──────── TASK DATA

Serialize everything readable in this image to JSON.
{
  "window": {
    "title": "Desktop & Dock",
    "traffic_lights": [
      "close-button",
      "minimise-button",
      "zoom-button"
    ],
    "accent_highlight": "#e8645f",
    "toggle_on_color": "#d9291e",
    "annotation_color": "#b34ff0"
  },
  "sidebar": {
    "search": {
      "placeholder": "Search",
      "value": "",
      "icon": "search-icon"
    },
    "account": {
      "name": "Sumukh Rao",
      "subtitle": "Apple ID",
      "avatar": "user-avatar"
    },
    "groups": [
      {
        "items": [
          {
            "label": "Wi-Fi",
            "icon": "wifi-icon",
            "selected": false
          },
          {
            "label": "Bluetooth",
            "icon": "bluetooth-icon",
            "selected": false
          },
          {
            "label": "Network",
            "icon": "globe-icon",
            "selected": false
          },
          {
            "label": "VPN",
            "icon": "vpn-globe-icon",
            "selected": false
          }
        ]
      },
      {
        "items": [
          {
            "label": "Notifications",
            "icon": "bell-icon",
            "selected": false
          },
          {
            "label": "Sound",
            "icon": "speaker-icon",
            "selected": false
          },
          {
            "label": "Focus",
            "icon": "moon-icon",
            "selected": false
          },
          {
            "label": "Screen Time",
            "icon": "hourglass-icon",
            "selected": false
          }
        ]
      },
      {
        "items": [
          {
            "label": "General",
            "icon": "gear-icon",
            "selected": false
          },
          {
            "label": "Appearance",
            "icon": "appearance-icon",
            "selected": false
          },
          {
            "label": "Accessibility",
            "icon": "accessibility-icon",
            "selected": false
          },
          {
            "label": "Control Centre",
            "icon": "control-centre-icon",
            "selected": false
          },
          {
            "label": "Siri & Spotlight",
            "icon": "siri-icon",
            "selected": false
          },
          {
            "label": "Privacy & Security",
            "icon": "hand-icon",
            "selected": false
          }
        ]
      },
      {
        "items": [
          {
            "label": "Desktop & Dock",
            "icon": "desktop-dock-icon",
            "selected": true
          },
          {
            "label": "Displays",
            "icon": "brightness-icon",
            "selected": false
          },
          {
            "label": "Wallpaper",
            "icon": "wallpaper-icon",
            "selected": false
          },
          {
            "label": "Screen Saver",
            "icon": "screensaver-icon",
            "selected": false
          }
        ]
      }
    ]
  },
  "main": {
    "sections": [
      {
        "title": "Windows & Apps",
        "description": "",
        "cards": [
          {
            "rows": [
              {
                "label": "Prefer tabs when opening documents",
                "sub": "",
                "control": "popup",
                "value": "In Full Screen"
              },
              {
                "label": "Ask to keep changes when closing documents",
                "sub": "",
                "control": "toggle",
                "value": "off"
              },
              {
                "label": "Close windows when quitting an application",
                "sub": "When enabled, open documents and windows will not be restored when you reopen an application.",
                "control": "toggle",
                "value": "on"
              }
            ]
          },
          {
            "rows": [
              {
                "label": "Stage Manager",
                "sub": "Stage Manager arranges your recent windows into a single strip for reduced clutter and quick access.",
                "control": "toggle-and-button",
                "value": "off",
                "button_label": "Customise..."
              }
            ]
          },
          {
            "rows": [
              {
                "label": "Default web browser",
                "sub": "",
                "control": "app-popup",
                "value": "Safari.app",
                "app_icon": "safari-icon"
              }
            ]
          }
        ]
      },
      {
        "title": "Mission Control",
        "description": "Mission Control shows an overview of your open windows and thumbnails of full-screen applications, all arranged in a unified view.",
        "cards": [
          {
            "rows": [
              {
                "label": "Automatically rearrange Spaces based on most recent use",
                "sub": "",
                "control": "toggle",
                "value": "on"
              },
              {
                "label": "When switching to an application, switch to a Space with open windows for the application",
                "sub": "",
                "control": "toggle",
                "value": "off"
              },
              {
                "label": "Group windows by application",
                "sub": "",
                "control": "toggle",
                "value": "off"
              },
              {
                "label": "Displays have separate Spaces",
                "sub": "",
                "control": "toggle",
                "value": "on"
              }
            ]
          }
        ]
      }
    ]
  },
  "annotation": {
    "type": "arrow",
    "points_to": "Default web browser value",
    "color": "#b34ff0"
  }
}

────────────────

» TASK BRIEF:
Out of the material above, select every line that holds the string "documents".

» RESULT FOR THIS TASK:
                "label": "Prefer tabs when opening documents",
                "label": "Ask to keep changes when closing documents",
                "sub": "When enabled, open documents and windows will not be restored when you reopen an application.",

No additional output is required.